An invention by Dwight Burford, director of the Advanced Joining and Processing Laboratory at Wichita State University's National Institute for Aviation Research, has resulted in the first royalty-bearing license for WSU.
An exclusive worldwide license was signed with Manufacturing Technology Inc. (MTI) for a device called the end effector in which royalties are received by WSU based on the technology's success in the marketplace.
The end effector is specially designed using friction stir welding (FSW) principles and can be used with robots, machining centers and purpose-built FSW equipment to produce lap joints in a single, automated procedure.
Friction stir welding offers numerous benefits in joining metals and thermoplastics, including minimizing or eliminating defects typically encountered in fusion welding. It has the potential to benefit any industry that has a need to join metal on metal, such as aviation and automotive.
"It's a greener technology," said McDonald. "It's a game changer. It's so much better than what's currently available."
Helping Wichita State to commercialize and license the invention was Kansas State University's National Institute of Strategic Technology Acquisition and Commercialization (NISTAC).
"Collaboration among the state's universities is critical to the success of higher education in Kansas," said Kirk Schulz, K-State president. "By working together, Kansas colleges and universities can make the most of what resources we have. As K-State strives to become a top 50 public research university, we look forward to sharing our strengths with our neighbors in higher education."
"This has been a great deal that helped both K-State and WSU," said Kent Glasscock, president of NISTAC. "They have been able to take advantage of the experience we have in getting university research into the global marketplace where technology's potential to help people and companies can be fully realized."
McDonald acknowledges that working with K-State's NISTAC enables Wichita State to more effectively commercialize intellectual property.

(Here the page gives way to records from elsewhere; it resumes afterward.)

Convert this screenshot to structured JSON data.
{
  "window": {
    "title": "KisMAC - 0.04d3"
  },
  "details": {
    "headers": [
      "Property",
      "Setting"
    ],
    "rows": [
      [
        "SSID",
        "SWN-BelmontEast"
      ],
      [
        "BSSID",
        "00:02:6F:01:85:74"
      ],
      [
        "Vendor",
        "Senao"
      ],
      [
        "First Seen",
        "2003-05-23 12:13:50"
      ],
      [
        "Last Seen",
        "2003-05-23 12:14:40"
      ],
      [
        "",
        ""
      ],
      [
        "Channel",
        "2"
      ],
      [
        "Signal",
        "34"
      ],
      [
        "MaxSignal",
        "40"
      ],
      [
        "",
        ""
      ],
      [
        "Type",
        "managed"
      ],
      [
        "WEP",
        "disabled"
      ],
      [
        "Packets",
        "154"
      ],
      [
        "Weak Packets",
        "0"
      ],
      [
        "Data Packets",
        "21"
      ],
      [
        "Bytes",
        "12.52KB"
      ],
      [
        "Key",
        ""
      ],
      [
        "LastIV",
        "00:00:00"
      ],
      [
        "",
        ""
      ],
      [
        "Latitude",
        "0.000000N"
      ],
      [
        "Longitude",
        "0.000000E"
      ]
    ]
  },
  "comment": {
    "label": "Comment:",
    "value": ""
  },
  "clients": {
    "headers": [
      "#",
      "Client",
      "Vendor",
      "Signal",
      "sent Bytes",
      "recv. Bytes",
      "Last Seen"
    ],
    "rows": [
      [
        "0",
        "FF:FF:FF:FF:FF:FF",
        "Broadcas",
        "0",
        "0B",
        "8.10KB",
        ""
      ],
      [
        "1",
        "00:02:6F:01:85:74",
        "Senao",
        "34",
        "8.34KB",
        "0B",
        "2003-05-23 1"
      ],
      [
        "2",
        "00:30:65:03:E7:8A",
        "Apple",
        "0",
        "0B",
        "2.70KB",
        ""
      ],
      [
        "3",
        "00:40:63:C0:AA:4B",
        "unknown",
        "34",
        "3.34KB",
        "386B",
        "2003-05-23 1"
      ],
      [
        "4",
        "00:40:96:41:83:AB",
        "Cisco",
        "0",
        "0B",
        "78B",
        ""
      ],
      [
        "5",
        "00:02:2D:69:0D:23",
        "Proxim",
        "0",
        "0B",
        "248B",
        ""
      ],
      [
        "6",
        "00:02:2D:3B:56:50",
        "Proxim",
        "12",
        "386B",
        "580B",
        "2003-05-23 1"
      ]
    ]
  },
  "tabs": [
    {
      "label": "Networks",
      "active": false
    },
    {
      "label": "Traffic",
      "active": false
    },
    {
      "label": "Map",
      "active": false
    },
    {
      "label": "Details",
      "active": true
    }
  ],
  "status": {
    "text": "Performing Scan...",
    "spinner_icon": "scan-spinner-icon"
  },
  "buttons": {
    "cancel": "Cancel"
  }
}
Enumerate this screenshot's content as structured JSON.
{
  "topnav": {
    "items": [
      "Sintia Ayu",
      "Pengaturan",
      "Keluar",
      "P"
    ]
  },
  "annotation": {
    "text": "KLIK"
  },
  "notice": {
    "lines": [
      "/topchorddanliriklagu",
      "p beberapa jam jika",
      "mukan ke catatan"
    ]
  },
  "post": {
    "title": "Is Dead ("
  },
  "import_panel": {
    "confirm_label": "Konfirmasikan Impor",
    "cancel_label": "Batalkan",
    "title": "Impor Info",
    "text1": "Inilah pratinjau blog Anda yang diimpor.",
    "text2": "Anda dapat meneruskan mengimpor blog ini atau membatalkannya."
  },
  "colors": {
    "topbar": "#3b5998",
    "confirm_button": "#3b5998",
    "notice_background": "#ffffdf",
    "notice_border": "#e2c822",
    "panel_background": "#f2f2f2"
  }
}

"K-State's NISTAC has incentive and expertise to push this out into the marketplace and for our faculty researcher's benefit," said McDonald. "It gives us a capability that we don't have in place on campus. We're taking our first baby steps."
MTI is headquartered in South Bend, Ind., and is a fourth-generation, multinational company specializing in solid state or friction welding solutions. In addition to Friction Stir Welding, MTI offers solutions in linear, rotation friction and resistance welding processes.
MTI's installed base includes launch systems, aerospace, transportation, automotive, petrochemical, electronics with custom engineered machines. Solutions include various friction machine configurations, design resources, research and development, and contract welding services based on customer needs. MTI's professional team expands conventional manufacturing processes in metals joining, automation and services to satisfy the customer's joining challenges.
If you have questions, wish to discuss your manufacturing challenges or explore opportunities provided by FSW, visit the company website www.mtiwelding.com or contact Bill Johnson, FSW sales manager, at (574) 233-9490, ext. 210 or e-mail Johnson at firstname.lastname@example.org.